The Cultural Politics of German-Jewish Hermeneutics, 1750-1950

A Workshop at the University of Chicago | October 5-6, 2014

Recent scholarship has highlighted the political and cultural stakes at play in the deployment of notions of secularism and religion. This workshop explores how these notions informed the interplay between ‘secular’ and ‘religious’ reading practices and the formation of German-Jewish identity between 1750-1950. Various conceptions of the secular and the religious, distilled in debates about the essence of religion, historiography, political agency, and reason, constituted distinct constellations of reading and authorial subjects.
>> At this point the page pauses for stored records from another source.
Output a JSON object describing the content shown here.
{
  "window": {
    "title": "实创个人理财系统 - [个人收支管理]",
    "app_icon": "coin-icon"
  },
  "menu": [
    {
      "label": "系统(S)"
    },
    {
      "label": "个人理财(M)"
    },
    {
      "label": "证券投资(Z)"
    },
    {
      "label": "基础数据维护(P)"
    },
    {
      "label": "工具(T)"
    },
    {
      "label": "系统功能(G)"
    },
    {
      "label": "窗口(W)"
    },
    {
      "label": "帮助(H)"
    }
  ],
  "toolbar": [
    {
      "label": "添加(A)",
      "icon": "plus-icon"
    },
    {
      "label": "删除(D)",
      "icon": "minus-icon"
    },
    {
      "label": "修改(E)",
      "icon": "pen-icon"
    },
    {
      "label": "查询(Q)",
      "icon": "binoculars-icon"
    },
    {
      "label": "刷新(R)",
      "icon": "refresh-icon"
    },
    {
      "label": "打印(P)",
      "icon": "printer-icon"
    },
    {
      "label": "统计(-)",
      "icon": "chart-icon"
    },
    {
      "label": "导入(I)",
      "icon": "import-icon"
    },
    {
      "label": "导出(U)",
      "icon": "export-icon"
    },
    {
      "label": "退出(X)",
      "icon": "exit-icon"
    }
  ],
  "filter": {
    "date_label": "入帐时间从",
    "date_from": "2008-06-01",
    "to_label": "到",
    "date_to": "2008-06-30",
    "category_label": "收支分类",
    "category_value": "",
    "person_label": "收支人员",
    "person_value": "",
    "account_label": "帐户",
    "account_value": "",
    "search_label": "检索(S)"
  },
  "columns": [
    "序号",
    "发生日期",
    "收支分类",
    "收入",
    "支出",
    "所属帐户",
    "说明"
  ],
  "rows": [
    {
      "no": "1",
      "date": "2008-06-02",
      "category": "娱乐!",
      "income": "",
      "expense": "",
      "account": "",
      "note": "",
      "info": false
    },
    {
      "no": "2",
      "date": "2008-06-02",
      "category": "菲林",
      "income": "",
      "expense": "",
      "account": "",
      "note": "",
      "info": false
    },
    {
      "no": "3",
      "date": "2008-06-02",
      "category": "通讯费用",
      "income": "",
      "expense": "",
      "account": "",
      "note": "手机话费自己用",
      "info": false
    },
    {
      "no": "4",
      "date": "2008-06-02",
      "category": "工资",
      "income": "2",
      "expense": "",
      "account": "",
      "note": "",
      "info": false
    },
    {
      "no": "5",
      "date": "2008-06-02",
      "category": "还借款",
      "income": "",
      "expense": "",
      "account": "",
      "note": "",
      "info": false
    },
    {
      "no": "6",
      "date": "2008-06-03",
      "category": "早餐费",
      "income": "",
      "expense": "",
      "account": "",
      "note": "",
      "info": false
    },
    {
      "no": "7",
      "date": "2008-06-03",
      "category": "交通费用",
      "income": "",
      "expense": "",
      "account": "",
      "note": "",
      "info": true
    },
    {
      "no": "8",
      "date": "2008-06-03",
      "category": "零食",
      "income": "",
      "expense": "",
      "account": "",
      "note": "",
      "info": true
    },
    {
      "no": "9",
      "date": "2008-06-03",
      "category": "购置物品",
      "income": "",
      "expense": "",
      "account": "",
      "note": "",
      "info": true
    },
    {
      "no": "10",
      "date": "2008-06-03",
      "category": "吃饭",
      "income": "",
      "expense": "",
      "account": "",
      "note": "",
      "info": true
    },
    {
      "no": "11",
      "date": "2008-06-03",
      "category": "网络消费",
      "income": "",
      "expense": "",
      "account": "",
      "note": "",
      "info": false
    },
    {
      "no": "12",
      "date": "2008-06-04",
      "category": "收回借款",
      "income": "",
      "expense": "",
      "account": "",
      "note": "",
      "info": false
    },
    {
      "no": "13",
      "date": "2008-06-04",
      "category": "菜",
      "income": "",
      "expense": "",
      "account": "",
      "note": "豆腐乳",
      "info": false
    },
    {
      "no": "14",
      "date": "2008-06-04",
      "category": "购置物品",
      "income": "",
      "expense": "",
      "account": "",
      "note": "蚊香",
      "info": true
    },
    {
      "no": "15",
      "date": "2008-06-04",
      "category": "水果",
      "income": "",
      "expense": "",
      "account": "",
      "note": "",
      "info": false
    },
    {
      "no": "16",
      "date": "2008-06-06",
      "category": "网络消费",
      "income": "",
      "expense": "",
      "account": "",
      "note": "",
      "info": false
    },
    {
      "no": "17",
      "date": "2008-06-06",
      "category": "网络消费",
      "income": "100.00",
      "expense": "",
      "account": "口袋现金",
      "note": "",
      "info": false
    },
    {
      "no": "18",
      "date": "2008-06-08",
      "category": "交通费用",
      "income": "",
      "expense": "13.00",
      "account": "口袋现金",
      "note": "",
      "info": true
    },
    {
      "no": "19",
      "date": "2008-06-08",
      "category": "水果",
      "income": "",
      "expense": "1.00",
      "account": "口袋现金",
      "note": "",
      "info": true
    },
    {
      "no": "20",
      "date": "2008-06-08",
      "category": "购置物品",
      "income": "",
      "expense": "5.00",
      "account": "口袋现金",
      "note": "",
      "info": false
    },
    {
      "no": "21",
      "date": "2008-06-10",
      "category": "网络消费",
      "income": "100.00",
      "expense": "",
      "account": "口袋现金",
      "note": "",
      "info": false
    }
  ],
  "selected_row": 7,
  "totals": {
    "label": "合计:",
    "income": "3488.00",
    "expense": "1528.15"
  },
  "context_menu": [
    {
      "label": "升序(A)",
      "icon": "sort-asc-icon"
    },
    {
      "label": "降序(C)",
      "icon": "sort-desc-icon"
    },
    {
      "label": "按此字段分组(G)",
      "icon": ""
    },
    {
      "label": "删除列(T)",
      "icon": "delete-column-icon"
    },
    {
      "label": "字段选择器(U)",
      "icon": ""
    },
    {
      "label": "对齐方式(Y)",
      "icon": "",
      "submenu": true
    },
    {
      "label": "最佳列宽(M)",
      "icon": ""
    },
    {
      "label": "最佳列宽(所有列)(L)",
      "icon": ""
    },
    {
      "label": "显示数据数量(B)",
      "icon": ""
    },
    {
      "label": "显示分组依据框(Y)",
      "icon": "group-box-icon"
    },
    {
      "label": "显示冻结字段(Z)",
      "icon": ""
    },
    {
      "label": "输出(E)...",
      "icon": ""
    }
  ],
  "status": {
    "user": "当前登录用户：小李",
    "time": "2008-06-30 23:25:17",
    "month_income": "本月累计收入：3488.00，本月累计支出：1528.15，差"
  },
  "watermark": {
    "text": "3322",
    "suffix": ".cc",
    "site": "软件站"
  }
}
This workshop analyzes 18th- through 20th-century reading practices, including the interpretation and translation of biblical commentary, philosophy, and literary texts, to examine the cultural and political ramifications of various notions of ‘religious’ and ‘secular’ hermeneutics.


Sponsored by the Chicago Center for Jewish Studies, the Center for International Relations, the Franke Institute for the Humanites, the Martin Marty Center, and the Leo Baeck Institute London.

Sunday, 5 October, Third Floor Lecture Hall, Swift Hall

5:00 pm          Welcoming remarks, Dean Margaret M. Mitchell

                        Introduction of keynote speaker: Paul Mendes-Flohr

Keynote lecture:

Jonathan M. Hess “Religion, Secularism, and the Shape of German-Jewish Culture”

Monday, 6 October; Franke Conference Room, Franke Institute

9:30-11:00am – Session 1

Yael Almog, “Mendelssohn’s Interpretive Paradigm and the Continuity of Jewish Ritual”

Abraham Socher, “Allusion and Blasphemy: Notes Toward a Theory of Modern Jewish Heresy”

11:15am -12:45pm – Session 2

Alexandra Zirkle, “The Fruits of PaRDeS: Mediating Modernity through Biblical Exegesis”

Eliyahu Stern, “Kant and the Yeshiva: The Eastern European Jewish Reception of the Critique of Reason”

1:00-2:30pm   Lunch

2:30-3:45pm – Session 3

Andreas Braemer, “Zacharias Frankel (1801-1875): Jewish Scholarship between Denominational Theology and Empirical Research”

Abigail Gillman, “‘Der einfache Sinn’: Philippson, Hirsch, and the Language of Torah”

4:00-5:30pm – Session 4

Larisa Reznik, “Is there (in)justice in Translation?  Rosenzweig between Theology and Politics”

Na’ama Rokem, “Utopias of Translation: Paul Celan and Yehudah Amichai”     

5:45-6:30pm               Concluding discussion

Yael Almog, Zentrum für Literatur- und Kulturforschung, Berlin
Andreas Braemer, Institut für die Geschichte der deutschen Juden, Hamburg
Abigail Gillman, Boston University
Jonathan Hess, UNC Chapel Hill
Larisa Reznik, University of Chicago
Na'ama Rokem, University of Chicago
Abraham Socher, Oberlin College
Eliyahu Stern, Yale University
Alexandra Zirkle, University of Chicago